THE TASK: Your answer must be every line of the data below that holds the string "icon", copied exactly.

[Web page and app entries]
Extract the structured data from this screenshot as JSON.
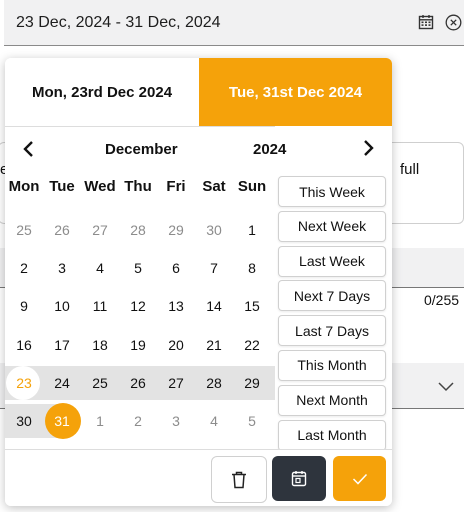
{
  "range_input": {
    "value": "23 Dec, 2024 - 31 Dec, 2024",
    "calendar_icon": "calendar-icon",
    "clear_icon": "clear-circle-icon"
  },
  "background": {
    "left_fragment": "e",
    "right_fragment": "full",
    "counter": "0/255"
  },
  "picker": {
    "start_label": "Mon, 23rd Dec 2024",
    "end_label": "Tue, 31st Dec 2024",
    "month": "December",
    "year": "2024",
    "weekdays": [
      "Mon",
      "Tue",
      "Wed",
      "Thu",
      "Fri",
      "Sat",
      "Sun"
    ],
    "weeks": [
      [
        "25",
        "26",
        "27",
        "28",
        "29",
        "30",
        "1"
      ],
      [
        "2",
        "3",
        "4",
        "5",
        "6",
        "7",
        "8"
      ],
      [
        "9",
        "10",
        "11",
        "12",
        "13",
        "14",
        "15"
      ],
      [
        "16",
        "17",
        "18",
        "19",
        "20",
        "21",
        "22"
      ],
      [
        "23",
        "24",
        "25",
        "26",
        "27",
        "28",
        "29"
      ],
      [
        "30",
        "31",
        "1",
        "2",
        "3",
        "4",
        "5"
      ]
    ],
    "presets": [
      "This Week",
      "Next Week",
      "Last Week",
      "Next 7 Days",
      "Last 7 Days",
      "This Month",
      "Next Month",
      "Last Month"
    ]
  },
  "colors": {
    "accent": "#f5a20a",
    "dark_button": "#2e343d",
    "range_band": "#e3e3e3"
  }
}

SOLUTION TO THE EXERCISE:
    "calendar_icon": "calendar-icon",
    "clear_icon": "clear-circle-icon"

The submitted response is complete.